Sources of Supply (Capacity)
Resources include many areas and are consumed during the delivery of a service. They are finite and should be allocated based on creating value for stakeholders and business priorities. Within the context of this blog post, assume that supply is directly linked to resource capacity. The resources IT depends on typically include:
- People and skills
IT generally struggles when it comes to understanding 1) what resources they have, 2) where resources are engaged, 3) what work they are doing, 4) what technical skills are over/under utilized, and finally 4) the priority of the work they are performing. The first reaction is to purchase a tool to do this, but as many of us know, “a fool with a tool is still a fool.”
Balancing Demand with Supply
Now that we understand the avenues of demand and sources of supply, let’s look at the next issue: how to balance demand and supply.
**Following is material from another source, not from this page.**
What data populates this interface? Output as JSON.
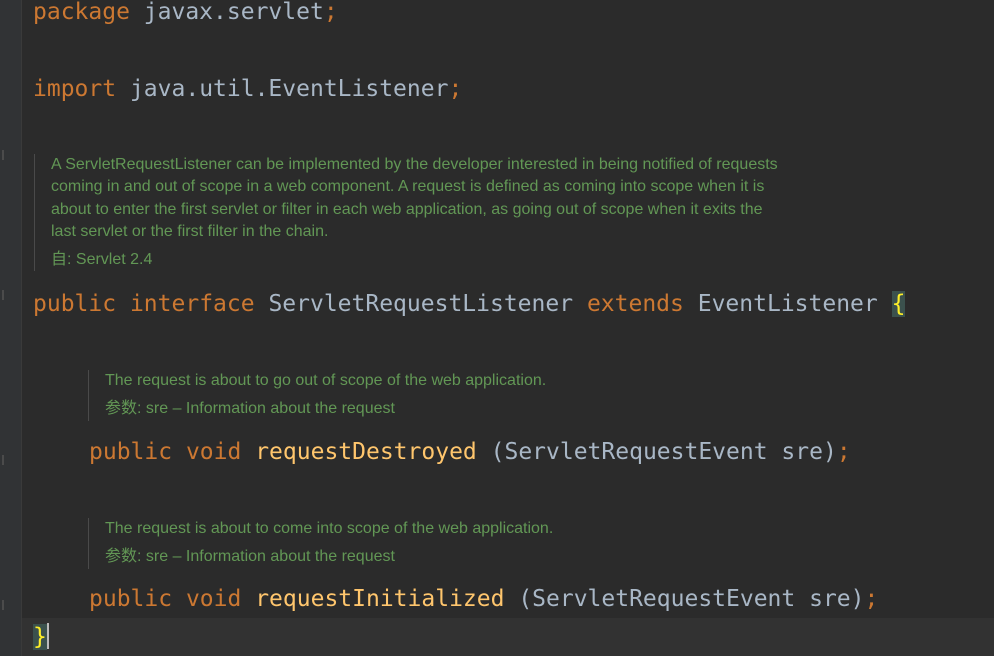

There are multiple frameworks in our industry today that can help, but one of my favorite “go-to” frameworks is COBIT. ISACA’s latest release of the framework, COBIT 2019, has the answers we are looking for. By using Governance and Management Objectives, COBIT identifies the key areas that must be accomplished for Information and Technology (I&T) to contribute to enterprise goals. There are 40 of these objectives, and each one relates to one process. The following figure identifies these 40 processes.
Figure 2, COBIT2019 Processes
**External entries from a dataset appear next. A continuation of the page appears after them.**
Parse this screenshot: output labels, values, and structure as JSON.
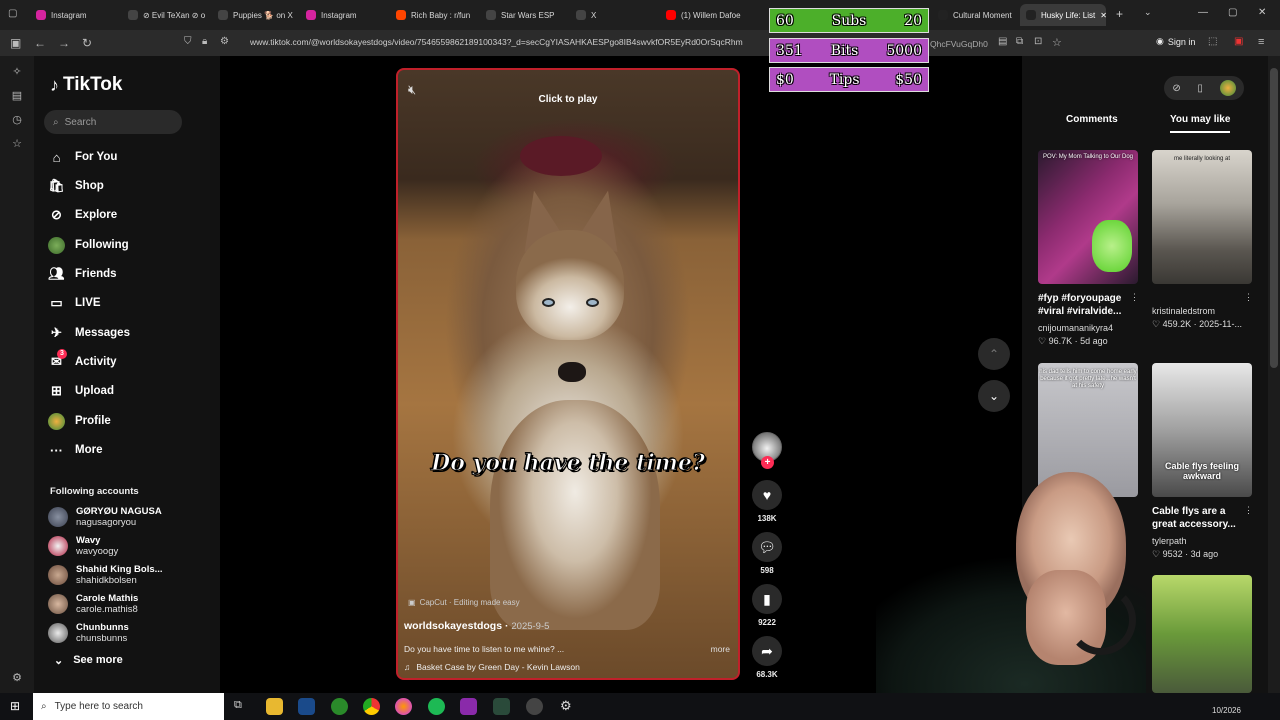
{
  "browser": {
    "tabs": [
      {
        "label": "Instagram",
        "color": "#d6249f"
      },
      {
        "label": "⊘ Evil TeXan ⊘ o",
        "color": "#000000"
      },
      {
        "label": "Puppies 🐕 on X",
        "color": "#000000"
      },
      {
        "label": "Instagram",
        "color": "#d6249f"
      },
      {
        "label": "Rich Baby : r/fun",
        "color": "#ff4500"
      },
      {
        "label": "Star Wars ESP",
        "color": "#000000"
      },
      {
        "label": "X",
        "color": "#000000"
      },
      {
        "label": "(1) Willem Dafoe",
        "color": "#ff0000"
      },
      {
        "label": "Cultural Moment",
        "color": "#000000"
      },
      {
        "label": "Husky Life: List",
        "color": "#000000"
      }
    ],
    "url": "www.tiktok.com/@worldsokayestdogs/video/7546559862189100343?_d=secCgYIASAHKAESPgo8IB4swvkfOR5EyRd0OrSqcRhm",
    "url_tail": "QhcFVuGqDh0",
    "signin_label": "Sign in"
  },
  "tiktok": {
    "brand": "TikTok",
    "search_placeholder": "Search",
    "nav": [
      {
        "label": "For You",
        "icon": "home-icon"
      },
      {
        "label": "Shop",
        "icon": "shop-icon"
      },
      {
        "label": "Explore",
        "icon": "compass-icon"
      },
      {
        "label": "Following",
        "icon": "following-avatar-icon"
      },
      {
        "label": "Friends",
        "icon": "friends-icon"
      },
      {
        "label": "LIVE",
        "icon": "live-icon"
      },
      {
        "label": "Messages",
        "icon": "messages-icon"
      },
      {
        "label": "Activity",
        "icon": "activity-icon",
        "badge": "3"
      },
      {
        "label": "Upload",
        "icon": "upload-icon"
      },
      {
        "label": "Profile",
        "icon": "profile-avatar-icon"
      },
      {
        "label": "More",
        "icon": "more-icon"
      }
    ],
    "following_title": "Following accounts",
    "accounts": [
      {
        "name": "GØRYØU NAGUSA",
        "handle": "nagusagoryou"
      },
      {
        "name": "Wavy",
        "handle": "wavyoogy"
      },
      {
        "name": "Shahid King Bols...",
        "handle": "shahidkbolsen"
      },
      {
        "name": "Carole Mathis",
        "handle": "carole.mathis8"
      },
      {
        "name": "Chunbunns",
        "handle": "chunsbunns"
      }
    ],
    "see_more": "See more"
  },
  "video": {
    "click_to_play": "Click to play",
    "caption": "Do you have the time?",
    "capcut": "CapCut · Editing made easy",
    "author": "worldsokayestdogs",
    "date": "2025-9-5",
    "description": "Do you have time to listen to me whine? ...",
    "more": "more",
    "music": "Basket Case by Green Day - Kevin Lawson",
    "likes": "138K",
    "comments": "598",
    "saves": "9222",
    "shares": "68.3K"
  },
  "right_panel": {
    "tab_comments": "Comments",
    "tab_you_may_like": "You may like",
    "items": [
      {
        "title": "#fyp #foryoupage #viral #viralvide...",
        "user": "cnijoumananikyra4",
        "stats": "96.7K · 5d ago",
        "thumb_text": "POV: My Mom Talking to Our Dog"
      },
      {
        "title": "",
        "user": "kristinaledstrom",
        "stats": "459.2K · 2025-11-...",
        "thumb_text": "me literally looking at"
      },
      {
        "title": "",
        "user": "",
        "stats": "",
        "thumb_text": "his dad tells him to come home early because it got pretty late...he wasn't at his safety"
      },
      {
        "title": "Cable flys are a great accessory...",
        "user": "tylerpath",
        "stats": "9532 · 3d ago",
        "thumb_text": "Cable flys feeling awkward"
      }
    ]
  },
  "overlay": [
    {
      "left": "60",
      "mid": "Subs",
      "right": "20",
      "color": "#4caf2a",
      "fill": 0.75
    },
    {
      "left": "351",
      "mid": "Bits",
      "right": "5000",
      "color": "#b04ec0",
      "fill": 0.07
    },
    {
      "left": "$0",
      "mid": "Tips",
      "right": "$50",
      "color": "#b04ec0",
      "fill": 0.0
    }
  ],
  "taskbar": {
    "search_placeholder": "Type here to search",
    "time": "10/2026"
  }
}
We could spend hours looking through each of these processes and determine which ones directly relate to this balance, but I’ve boiled it down to the following key processes. This blog post will not go through all the practices and activities of each process. Rather, it identifies how organizations can determine how processes support the overall goal of creating value for stakeholders.
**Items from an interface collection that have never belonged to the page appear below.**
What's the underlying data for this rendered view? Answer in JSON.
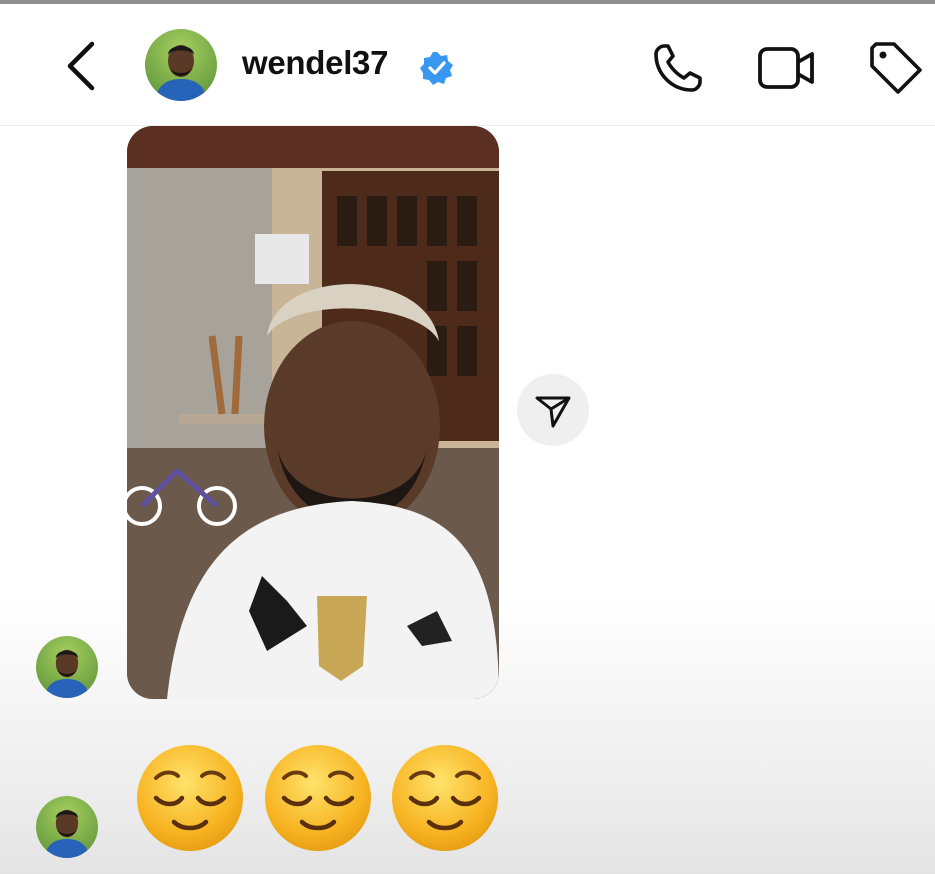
{
  "header": {
    "username": "wendel37",
    "verified": true,
    "icons": [
      "back-arrow-icon",
      "phone-icon",
      "video-camera-icon",
      "tag-icon"
    ]
  },
  "conversation": {
    "messages": [
      {
        "type": "photo",
        "description_icon": "selfie-photo",
        "share_icon": "send-icon"
      },
      {
        "type": "emoji",
        "emojis": [
          "relieved-face-icon",
          "relieved-face-icon",
          "relieved-face-icon"
        ]
      }
    ]
  },
  "colors": {
    "verified_blue": "#3897f0",
    "text": "#111111",
    "emoji_yellow": "#f7b321",
    "share_bg": "#efefef"
  }
}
Do yourself a favor and look into the practices, activities and reference the COBIT framework offers. In addition to COBIT, the ITIL framework also provides some advice here. To download the COBIT 2019 guides, visit www.isaca.org.
Although referencing these processes helps, you need to map out the activities required to actually balance this. Here are some ideas that might help:
Figure 3, Balancing Demand and Supply
There is no silver bullet to solving this issue. Many factors must be considered, such as organizational structures, culture, risk profiles, governance posture, and of course skills and competencies. Below is a suggested methodology that is applicable to any organization that is struggling with its supply/demand imbalance.
Figure 4, Suggested Methodology.
Top 5 Tips to balancing demand and supply
I’ve covered a lot of ground in a very short blog post. To summarize, here are my top 5 tips to balance your demand and supply processes:
- Document services in an IT service catalog and create Service Level Agreements (SLAs). This is key. If you don’t have your services documented and agreed on, then you are simply providing ‘favors’ with no expectations set. Make sure you analyze the underpinning vendor contracts and internal agreements that support the SLAs.
- Consolidate your demand avenues to a manageable number. Reduce the exposure to a few intake mechanisms that can prioritize work across fewer streams. For example: The Service Desk, Business Relationship Management and Portfolio/Program Management.
- Create a governing body that focuses on IT work prioritization for all demand avenues. This body should have representation from all sources of demand as well as IT delivery organizations.
- Understand all resources available. Document all capacity requirements and analyze their unique attributes. If you have 4,000 hours available, that doesn’t mean those 4,000 hours are the right resources for the work required.
- Mature the business relationship management (BRM) process. This will be one of the most significant demand avenues since BRM is translating business needs into IT requirements.
I hope this helps, and as always, your reactions and feedback are appreciated.